What if he had passed by that night? What if he had decided not to get involved? 

What I want to say to you on this Sunday after Christmas is this: We will only have the true spirit of Christmas when we understand that every child on this earth is ultimately our son, our daughter, our brother, our sister. It’s good that we take care of those we love.

However, as people of faith, the babe in Bethlehem’s manger calls us to expand those borders, to understand that the good of every person on this earth is our concern. 

So, Christmas is over, but living for Jesus may just be getting started for some of us. Trust God. Take care of those you love. Expand your love to all for whom God sent His son into the world.

And you will be rewarded. A hundredfold!

Christmas Day 2010

St Augustine’s – Christmas Day 2010
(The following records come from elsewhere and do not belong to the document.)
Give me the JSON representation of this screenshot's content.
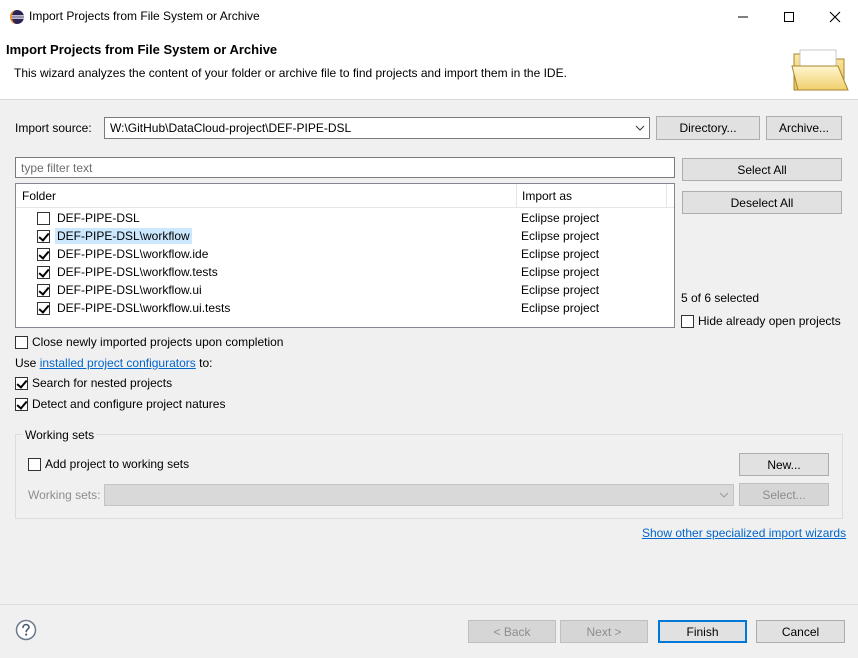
{
  "window": {
    "title": "Import Projects from File System or Archive",
    "minimize_icon": "minimize-icon",
    "maximize_icon": "maximize-icon",
    "close_icon": "close-icon"
  },
  "header": {
    "title": "Import Projects from File System or Archive",
    "description": "This wizard analyzes the content of your folder or archive file to find projects and import them in the IDE."
  },
  "import_source": {
    "label": "Import source:",
    "value": "W:\\GitHub\\DataCloud-project\\DEF-PIPE-DSL",
    "directory_button": "Directory...",
    "archive_button": "Archive..."
  },
  "filter": {
    "placeholder": "type filter text"
  },
  "table": {
    "columns": [
      "Folder",
      "Import as"
    ],
    "rows": [
      {
        "folder": "DEF-PIPE-DSL",
        "import_as": "Eclipse project",
        "checked": false
      },
      {
        "folder": "DEF-PIPE-DSL\\workflow",
        "import_as": "Eclipse project",
        "checked": true,
        "selected": true
      },
      {
        "folder": "DEF-PIPE-DSL\\workflow.ide",
        "import_as": "Eclipse project",
        "checked": true
      },
      {
        "folder": "DEF-PIPE-DSL\\workflow.tests",
        "import_as": "Eclipse project",
        "checked": true
      },
      {
        "folder": "DEF-PIPE-DSL\\workflow.ui",
        "import_as": "Eclipse project",
        "checked": true
      },
      {
        "folder": "DEF-PIPE-DSL\\workflow.ui.tests",
        "import_as": "Eclipse project",
        "checked": true
      }
    ]
  },
  "side": {
    "select_all": "Select All",
    "deselect_all": "Deselect All",
    "selected_count": "5 of 6 selected",
    "hide_open": "Hide already open projects",
    "hide_open_checked": false
  },
  "options": {
    "close_after": "Close newly imported projects upon completion",
    "close_after_checked": false,
    "use_prefix": "Use ",
    "configurators_link": "installed project configurators",
    "use_suffix": " to:",
    "search_nested": "Search for nested projects",
    "search_nested_checked": true,
    "detect_natures": "Detect and configure project natures",
    "detect_natures_checked": true
  },
  "working_sets": {
    "title": "Working sets",
    "add_label": "Add project to working sets",
    "add_checked": false,
    "new_button": "New...",
    "sets_label": "Working sets:",
    "sets_value": "",
    "select_button": "Select..."
  },
  "wizards_link": "Show other specialized import wizards",
  "footer": {
    "back": "< Back",
    "next": "Next >",
    "finish": "Finish",
    "cancel": "Cancel"
  },
  "colors": {
    "link": "#0066cc",
    "selection": "#cce8ff",
    "default_button_border": "#0078d7"
  }
}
Once upon a time there was a little boy who was given the gift of a tin soldier for Christmas. For a while it made him happy. But then he thought it would be fun if the toy soldier came to life. Suppose he could really bring him to life? Imagine turning a tin soldier into a real person! It would involve turning the tin into flesh.

But then the boy wondered how the tin soldier would take to such a change? Suppose the tin soldier didn’t like it? Suppose he didn’t like the idea of becoming flesh, because to become flesh would open himself up to all sorts of hurt, and of course the greatest hurt of all. Death. No. The little boy decided that the tin soldier wouldn’t want that. He would think that you were killing him, and he would do everything to prevent that happening.
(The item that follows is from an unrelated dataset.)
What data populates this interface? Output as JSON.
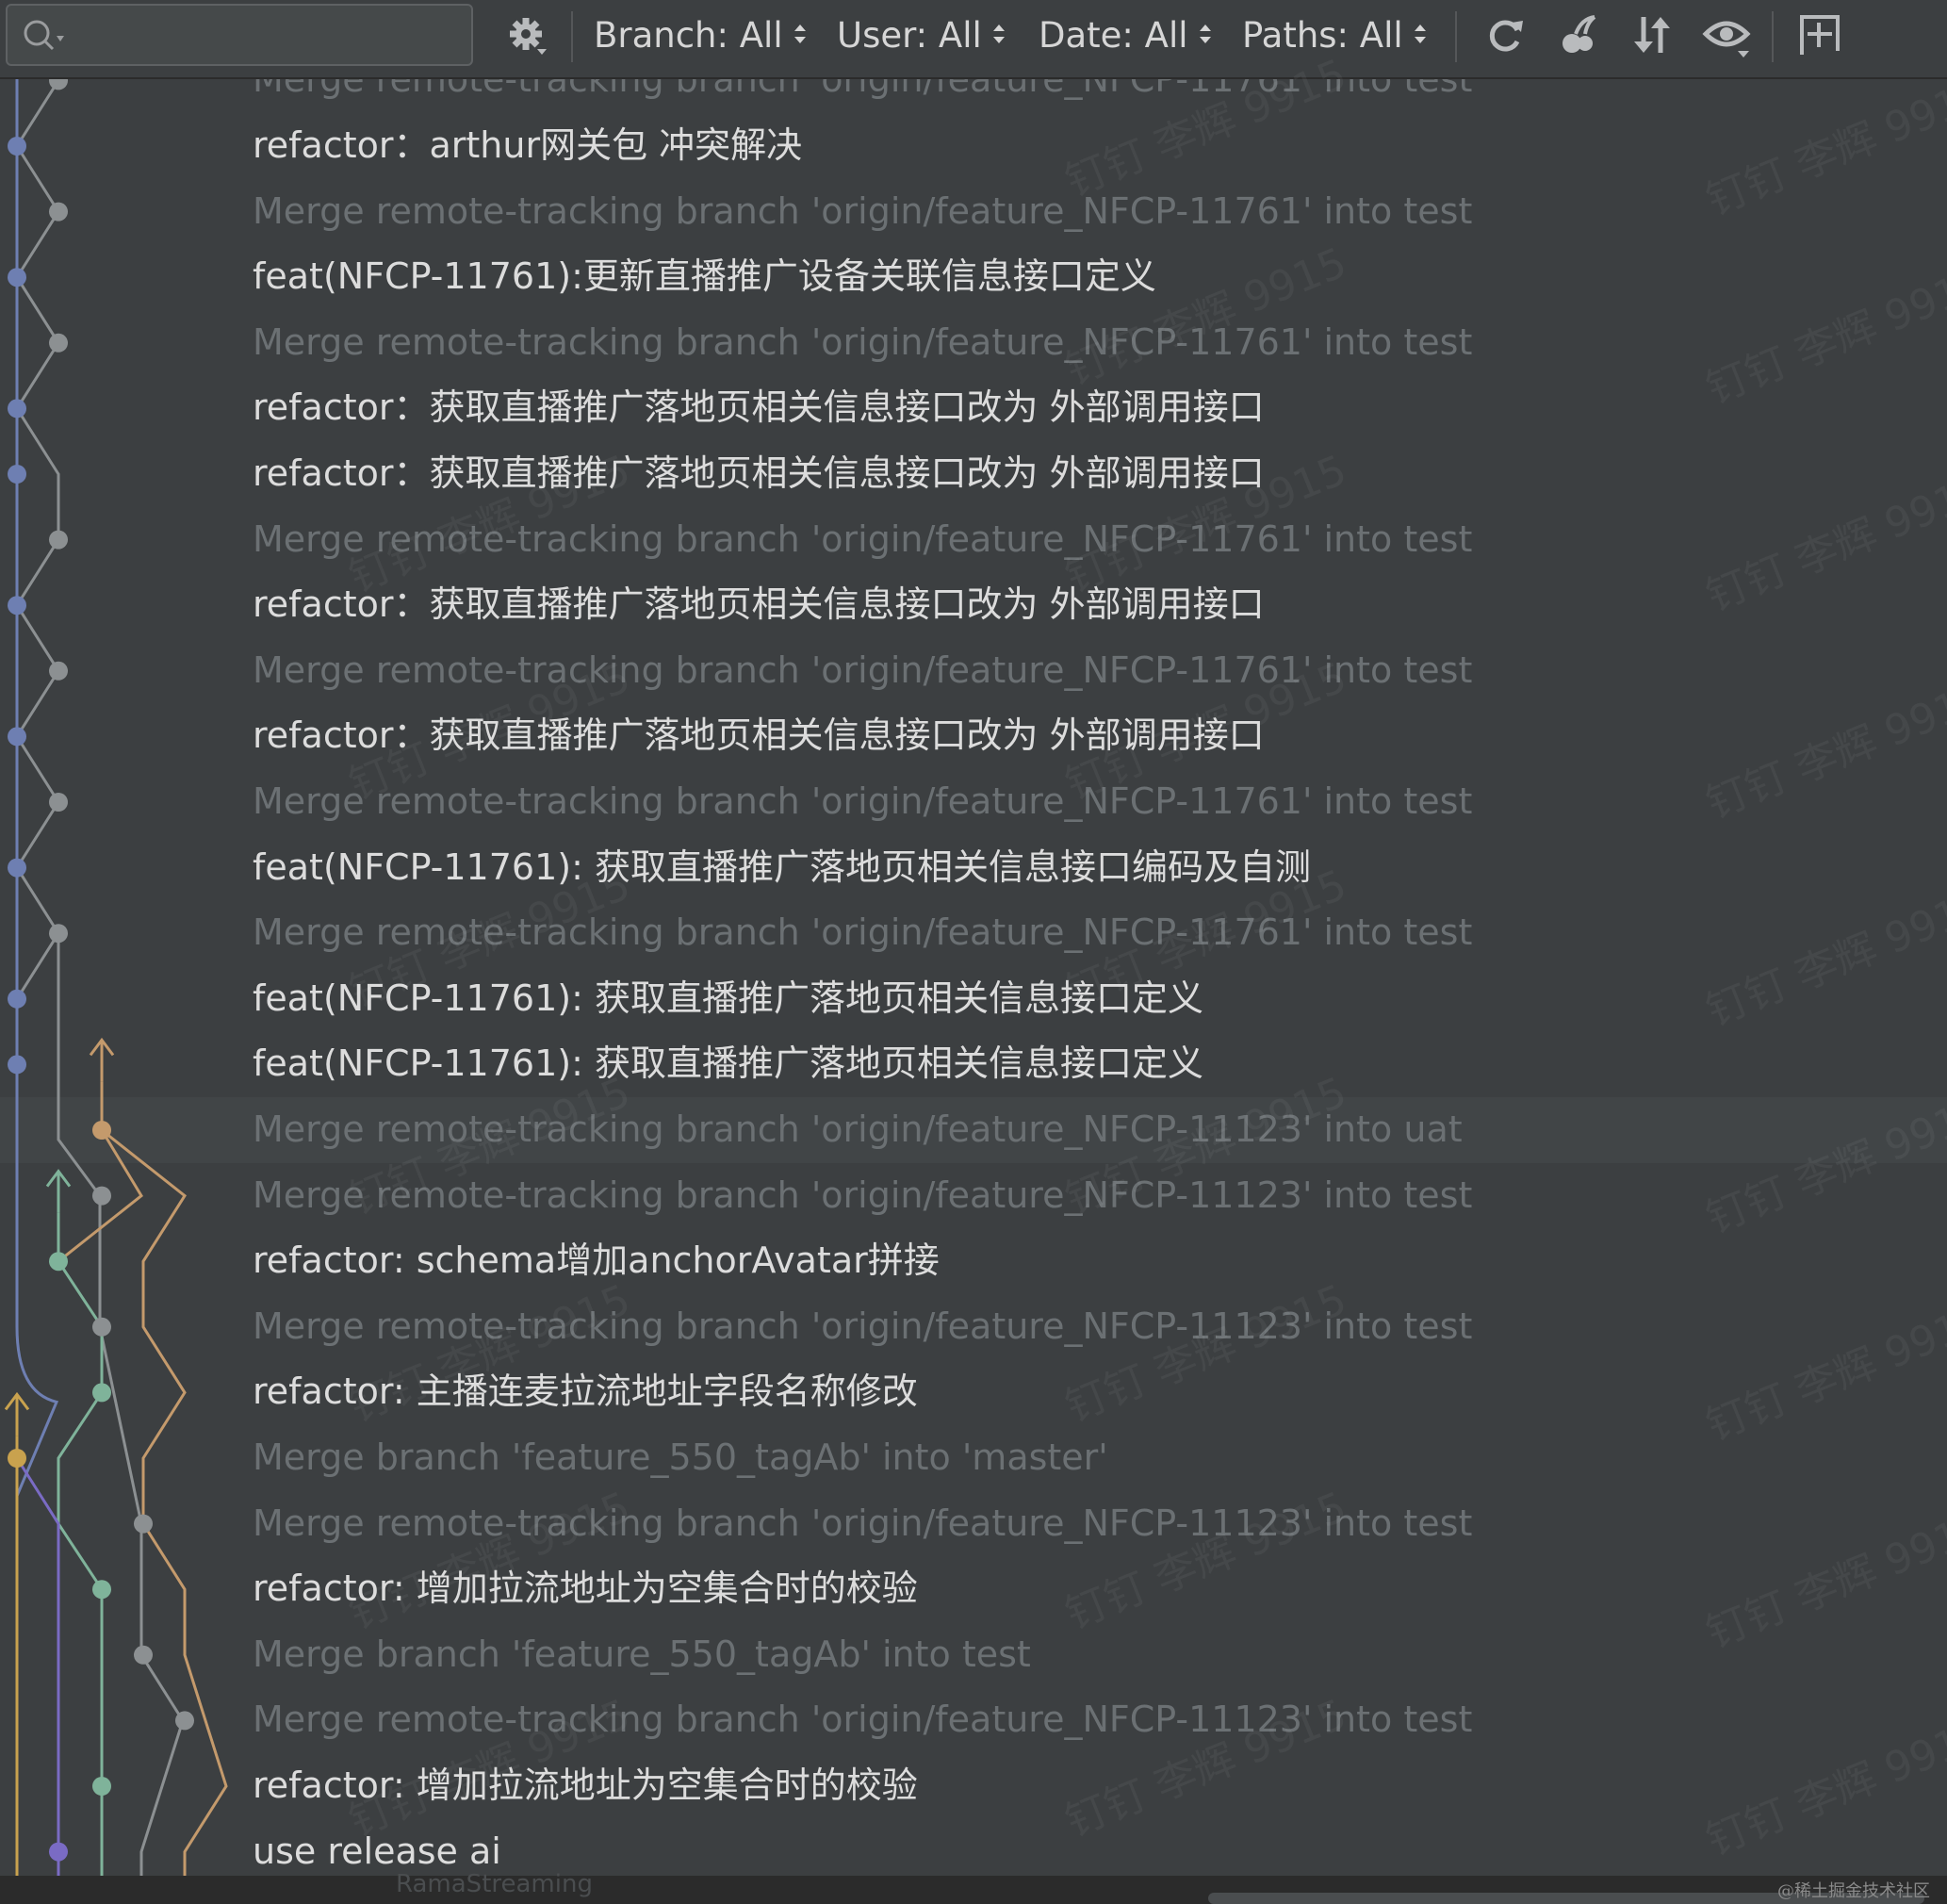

But this is what happened at the Incarnation. Jesus, the Son of God, became flesh like us.. Not only that, he became a baby,. And even before that a human foetus inside a woman’s body.

There you have the Incarnation. That’s the pattern of redemption. That’s the way of Atonement, At-One-Ment,  (God being at one with us in the babe of Bethlehem).

God entered the world on our terms. He wanted to feel the pain of our humanity. Here was no safe remoteness. Here was closeness, here was involvement at the deepest level.

Now we have a God who understands us when we speak to him about our pain.

In the Hindu Tradition, for example, Krishna and Rama are regarded as incarnations of God, but they are not described as having suffered and died. God does not really become human. He only appears in human form.  Behind this earthly appearance, he remains purely divine and unaffected by human vicissitudes.

However, the manger in Bethlehem speaks to us of something much more powerful, much more shocking, and much more use to us! In the Incarnation we celebrate today, God made himself present to us in the life of one who walked this earth.

Not a prophet, but God Himself!

When the Son of God came to earth, he clothed himself in the cloak of our weak, fragile, mortal humanity.

And by doing that, God has shown us that there is nothing fundamentally wrong with that humanity! In that humanity he lived and suffered and died. And by rising from the dead, he clothed that mortal humanity with immortality.

The result for us is that, though we are made of flesh, we have a divine dignity.

As we look at the Baby of Bethlehem today, we need to thank God for joining us where we are, for becoming one of us, for becoming one with us! He does so in order to raise us up.

He humbled himself to share our humanity so that we can share his divinity, and that’s what makes Christmas so special.

This is the great joy announced to the shepherds. So let us open our hearts to receive it as we come to adore him, in the Christchild, and in the sacrament which he left for all of us.